I am a huge rationalizer.
Not that I’m huge. I’m very short, as many of you are well aware. I’m like…I could fit in a pickle jar, probably. Maybe one of those old-timey barrels like Jim Hawkins in Treasure Island. I could live comfortably in one of those things.
I’m a small rationalizer, but I rationalize quite a lot.
I don’t know whether this is a defense mechanism to preserve my optimism or what, but when people are shitty, I don’t often blame them. I assume that the shitarity must come from some outward source. If a person gets a lot of shit heaped upon them, it is natural, according to Newton’s First Law Of Shittiness, that the shit must thereafter be expunged onto a different source.* Many people call this ‘karma’ or ‘projecting your problems’. I call this the Shit Cycle.**
Many people have different reactions to the Shit Cycle. Take me and Laura and Tess. Let’s say that some asswad approaches the three of us on the street and begins throwing punches. Asswad punches Laura, Laura punches the asswad right back. Asswad punches me, and I ask him whether he needs to talk through his problems, maybe his cat has died, maybe his coffee burned his tongue that morning, I don’t know, but I’m here for you. Asswad punches Tess, and she apologizes fervently and then offers him a fruit basket. And then Laura punches the Asswad.
My point is that I have a very difficult time accepting someone’s poor behavior as precisely what it is. This is where The Greatest Advice Ever comes in.
Storytime: at one point during college I had an awful roommate. She was manipulative, cruel, rude, and just plain difficult. I held out hope for a long time that maybe, if I was just nice enough to her, she would stop being such a…well, I wouldn’t use the word. I listened to her cry. I forgave her when she tearily asked for it. I patiently waited for the explanation when she broke our dishes, victimized my friends, and lied, lied, lied. I reasoned that she had had a tough life. We had heard her stories about abuse. They were hard to ignore. She bragged about them, like she was holding a trophy that we could never ‘win’. Later, she told us that these stories were lies. And then she told us that she had lied about lying. Laura was finished with this roommate practically on that first round of bullshit. Tess gave her longer, tried to be there for her, tried to help her, but there is only so much one human being can suffer through. I think I held out the longest, out of sheer ignorance and stubbornness. The last night that our roommate lived with us, we sat on the couch and I tried to have a talk with her about her behavior. Asked her why, and received a library of answers, none of it her fault. Later that night, that roommate called Tess some horrible names and threw an appletini into our kitchen wall, covering the floor and stove with sticky florescent goo that she refused to clean up. At that point we were done. The roommate moved out in a hailstorm of foul language and dramatic gestures.

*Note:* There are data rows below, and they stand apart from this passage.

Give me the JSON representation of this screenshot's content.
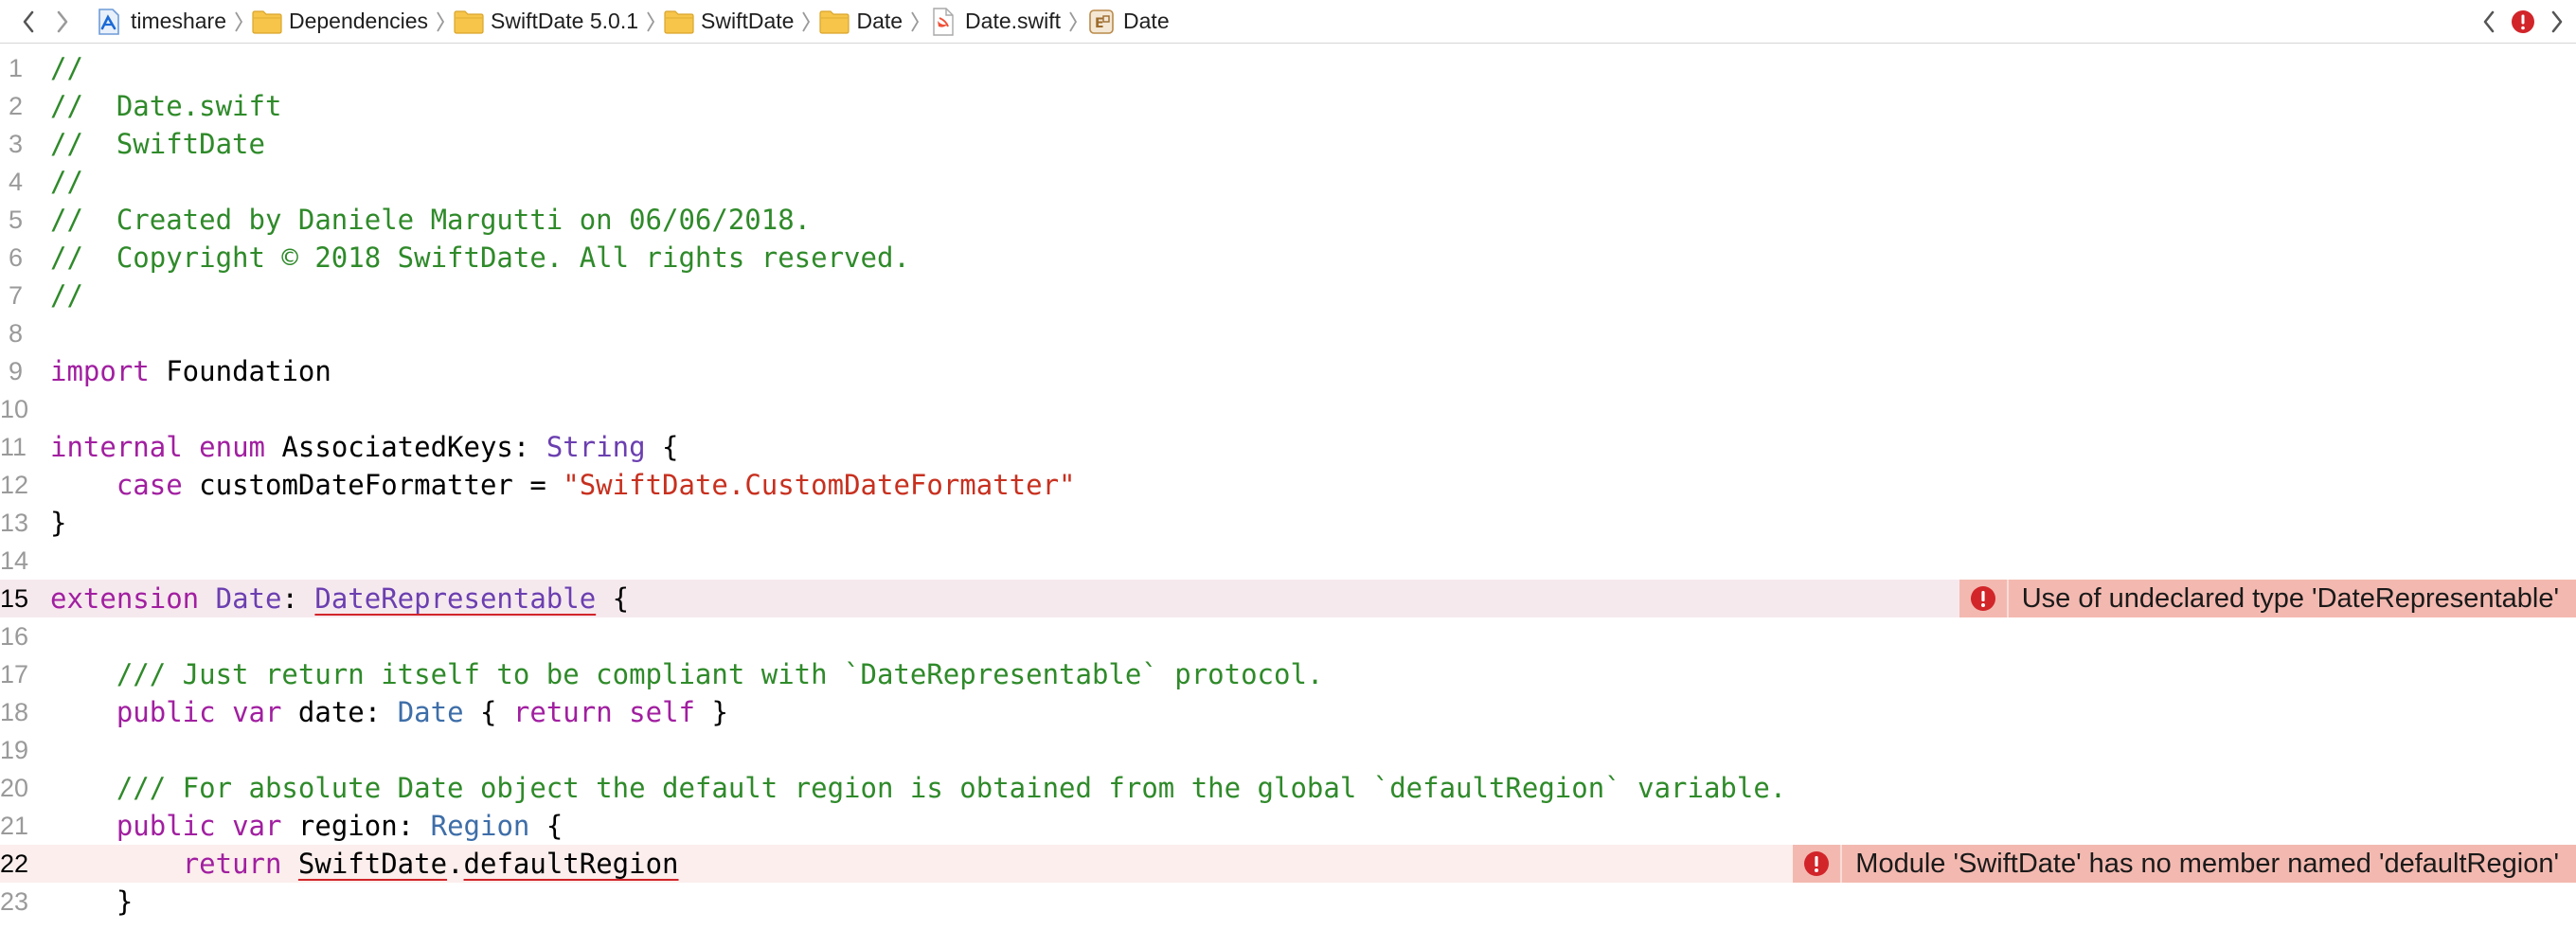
{
  "jumpbar": {
    "back_icon": "chevron-left-icon",
    "forward_icon": "chevron-right-icon",
    "crumbs": [
      {
        "label": "timeshare",
        "icon": "xcode-project-icon"
      },
      {
        "label": "Dependencies",
        "icon": "folder-icon"
      },
      {
        "label": "SwiftDate 5.0.1",
        "icon": "folder-icon"
      },
      {
        "label": "SwiftDate",
        "icon": "folder-icon"
      },
      {
        "label": "Date",
        "icon": "folder-icon"
      },
      {
        "label": "Date.swift",
        "icon": "swift-file-icon"
      },
      {
        "label": "Date",
        "icon": "extension-icon"
      }
    ],
    "issue_icon": "error-icon"
  },
  "editor": {
    "lines": [
      {
        "n": "1",
        "text": "//"
      },
      {
        "n": "2",
        "text": "//  Date.swift"
      },
      {
        "n": "3",
        "text": "//  SwiftDate"
      },
      {
        "n": "4",
        "text": "//"
      },
      {
        "n": "5",
        "text": "//  Created by Daniele Margutti on 06/06/2018."
      },
      {
        "n": "6",
        "text": "//  Copyright © 2018 SwiftDate. All rights reserved."
      },
      {
        "n": "7",
        "text": "//"
      },
      {
        "n": "8",
        "text": ""
      },
      {
        "n": "9",
        "kw": "import",
        "rest": " Foundation"
      },
      {
        "n": "10",
        "text": ""
      },
      {
        "n": "11",
        "kw1": "internal",
        "kw2": "enum",
        "name": " AssociatedKeys: ",
        "type": "String",
        "rest": " {"
      },
      {
        "n": "12",
        "indent": "    ",
        "kw": "case",
        "mid": " customDateFormatter = ",
        "str": "\"SwiftDate.CustomDateFormatter\""
      },
      {
        "n": "13",
        "text": "}"
      },
      {
        "n": "14",
        "text": ""
      },
      {
        "n": "15",
        "kw": "extension",
        "sp": " ",
        "type": "Date",
        "colon": ": ",
        "errtype": "DateRepresentable",
        "rest": " {"
      },
      {
        "n": "16",
        "text": ""
      },
      {
        "n": "17",
        "text": "    /// Just return itself to be compliant with `DateRepresentable` protocol."
      },
      {
        "n": "18",
        "indent": "    ",
        "kw1": "public",
        "kw2": "var",
        "mid": " date: ",
        "type": "Date",
        "b1": " { ",
        "kw3": "return",
        "sp": " ",
        "kw4": "self",
        "b2": " }"
      },
      {
        "n": "19",
        "text": ""
      },
      {
        "n": "20",
        "text": "    /// For absolute Date object the default region is obtained from the global `defaultRegion` variable."
      },
      {
        "n": "21",
        "indent": "    ",
        "kw1": "public",
        "kw2": "var",
        "mid": " region: ",
        "type": "Region",
        "rest": " {"
      },
      {
        "n": "22",
        "indent": "        ",
        "kw": "return",
        "sp": " ",
        "err1": "SwiftDate",
        "dot": ".",
        "err2": "defaultRegion"
      },
      {
        "n": "23",
        "text": "    }"
      }
    ],
    "errors": {
      "line15": "Use of undeclared type 'DateRepresentable'",
      "line22": "Module 'SwiftDate' has no member named 'defaultRegion'"
    }
  },
  "colors": {
    "comment": "#2f8a2a",
    "keyword": "#a11fa0",
    "string": "#c7301f",
    "type": "#6b3fb0",
    "error_bg": "#f3b9b0",
    "error_badge": "#d1252a"
  }
}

That weekend I went home. I had Fridays off that semester, and so on a particularly rough week I would hop in my car in the morning and make the forty-five minute drive to my parent’s house. Half the time they wouldn’t be there when I walked in the door, but just being in the house, was therapeutic.
On that particular Friday, I got in a little after noon. My grandmother had eaten lunch and was sitting on the couch with a cup of coffee (two teaspoons of sugar, topped off with milk) watching the birds flutter madly around on the deck. She had a heavy bird book that she liked to keep next to her, although she rarely, if every, consulted it. The birds were mostly juncos.
So I sat on the couch opposite her and started talking. I left out some of the more colorful of my roommate’s problems, focusing mostly on how inconsiderate it all was. After fifteen or twenty minutes of aimless venting, the rationalization set it.
“She really, though…I don’t know,” I said uncertainly. “She had a hard childhood. You can’t hold everybody to the same standards of behavior, I guess, and she’s doing the best with what she has. I should be more patient. I guess. I should give her another chance. I should talk to her. Maybe she just needs someone to have confidence in her. Maybe she needs someone who won’t judge her, no matter what she does. If I just give her more time, maybe she’ll get better.”
Grandma took a long sip of coffee and set the cup on top of the bird book. She folded her hands in her lap.
“Dear,” she said. “Sometimes a bitch is just a bitch.”
And it’s still the best advice I’ve ever received.